The advantage and popularity of fairy tales is that they can explain difficult things to children.
For this reason, the formation of mathematical image by means of a fairy tale is an effective and widespread method of training.
We will see how the link between mathematics and literature can be used in practice.
Read and tell fairy tales with heroes from the country of numbers. You can buy your child a book where real mathematical adventures are described. Mathematical characters, fractions, shapes, and many other things become clear and fascinating. Perhaps, thanks to such books, an unprecedented interest in mathematics will arise in your child. You can also make up a mathematical fairy tale, explaining a difficult subject. For example, if addition and subtraction with zero troubles him, you can tell a story about a magic city where a Zero and other numbers lived, but as soon as Zero got on Addition or Subtraction Street or, it became invisible. The subject of even and odd numbers can be presented in a townscape where the even numbers live on one side, and odd numbers live on the other. And if the even numbers always walked in couples, the odd ones didn't like to be friendly or to share with others, didn't love guests, and always kept one by one.

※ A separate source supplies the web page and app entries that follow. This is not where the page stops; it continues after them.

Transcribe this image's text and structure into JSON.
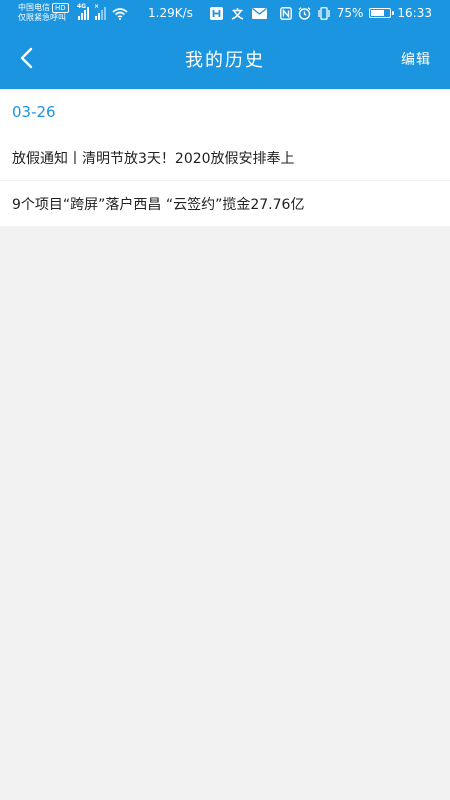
{
  "status_bar": {
    "carrier_line1": "中国电信",
    "carrier_hd": "HD",
    "carrier_line2": "仅限紧急呼叫",
    "signal_label_1": "4G",
    "signal_label_2": "×",
    "net_speed": "1.29K/s",
    "battery_percent": "75%",
    "battery_level": 0.75,
    "time": "16:33",
    "icons": [
      "signal-icon",
      "wifi-icon",
      "app-h-icon",
      "app-wen-icon",
      "mail-icon",
      "nfc-icon",
      "alarm-icon",
      "vibrate-icon",
      "battery-icon"
    ]
  },
  "header": {
    "title": "我的历史",
    "edit_label": "编辑",
    "back_icon": "back-arrow-icon"
  },
  "history": {
    "date": "03-26",
    "items": [
      {
        "title": "放假通知丨清明节放3天！2020放假安排奉上"
      },
      {
        "title": "9个项目“跨屏”落户西昌 “云签约”揽金27.76亿"
      }
    ]
  },
  "colors": {
    "accent": "#1b95e0",
    "background": "#f2f2f2",
    "text": "#222222"
  }
}
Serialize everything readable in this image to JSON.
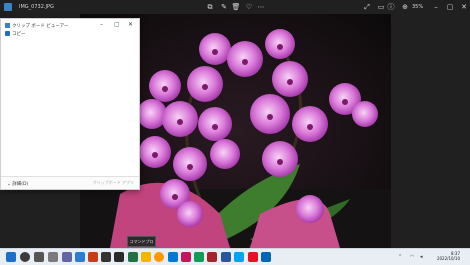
{
  "window": {
    "filename": "IMG_0732.JPG",
    "zoom": "35%"
  },
  "clipboard": {
    "title": "クリップ ボード ビューアー",
    "item_label": "コピー",
    "details_label": "詳細(D)",
    "action_label": "クリップボード アプリ"
  },
  "tooltip": "コマンドプロンプト",
  "taskbar": {
    "time": "8:37",
    "date": "2022/10/10"
  },
  "colors": {
    "accent": "#3b82c4",
    "flower": "#c24fc8",
    "background": "#1f1f1f"
  }
}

Turn the usual fairy tale into a mathematical exercise. In many fairy tales, the mathematical beginning lies on the surface ("Three pigs", "Snow White and the Seven Dwarfs", etc.). But you can add more numbers to the fairy tale. It can be the age of the heroes, the quantity of the mentioned subjects, etc. Ask the child questions about the quantity. It will be a fine training of attentiveness (the child needs to allocate numerical information from the text) and a memory development exercise.